A beautiful, authentic smile is an involuntary form of self expression. Universal in its message, a smile can communicate joy, excitement, and caring, all without language.
From a dentist's perspective, the essence of smiles is in their anatomy as well as cosmetic artistry. However, instead of writing about veneers, whitening, or any of the other many services and techniques that can enhance a smile, I thought it might be interesting to present some research on the phenomenon of the smile itself.
In 1862, the French neurologist G.B. Duchenne studied the muscles that cause us to smile and arrived at some interesting conclusions. A necessary characteristic of any smile, he found, is that the corners of the lip pull up with the help of the cheek muscles (zygomatic major). However, true joy is expressed on the face by the combined contraction of the muscles around the lips and very importantly, muscles around the eyes (orbicularis oculi). Of the two types of smiles, one being voluntary, Duchenne said, "the first obeys the will, but the second is only put into play by the sweet emotions of the soul." Artificial smiles can be performed at will because the brain signals that create them come from the conscious mind, prompting contraction of (zygomatic major) muscles in the cheeks. Real smiles come from another part of the brain and in addition to the zygomatic major muscles, also cause the orbicularis oculi muscles to contract around the eyes, as mentioned in PsychologyToday. This might be why we use the expression "sparkle in the eyes" when we talk about someone who is truly happy.
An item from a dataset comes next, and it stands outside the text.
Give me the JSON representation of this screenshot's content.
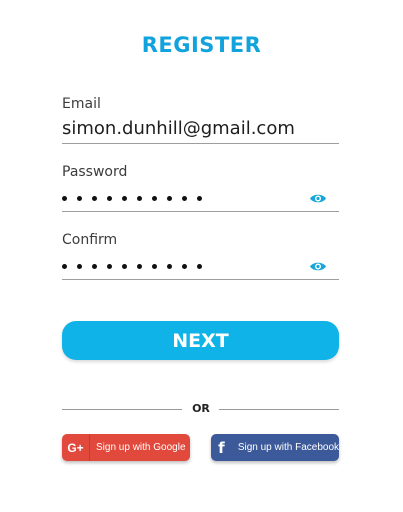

There are two main types of smiles and an authentic smile correlates with overall health, emotional fulfillment, and longevity. Psychologists LeeAnne Harker and Dacher Keltner analyzed 141 college yearbook photos of women, then matched up the smile ratings with personality data collected during a 30-year longitudinal study. Women who displayed true, Duchenne-worthy expressions of positive emotion in their 21-year-old photos had greater levels of general well-being and marital satisfaction at age 52, than those whose smiles were not Duchenne-worthy.
In a more recent study published in the Journal of Psychological Science, Ernest Abel and Michael Kruger of Wayne State University extended this line of research from emotional outcomes to a biological one: longevity. Abel and Kruger rated the smiles of professional baseball players captured in a 1952 yearbook, then determined each player's age at death (46 players were still alive at the time of the study). The researchers found that smile intensity correlated to longevity, with those smiling the biggest living longer than those who didn't smile at all.
The Duchenne smile is perceived as more sincere, honest, friendly, and approachable. Cultivating such a smile would have a positive influence on a person's feelings, state of being, and may influence his or her interpersonal relationships. So regardless of your age or sex, if you want to live a long and happy life, the Duchenne smile may be the most valuable gift you can give another person -- or yourself.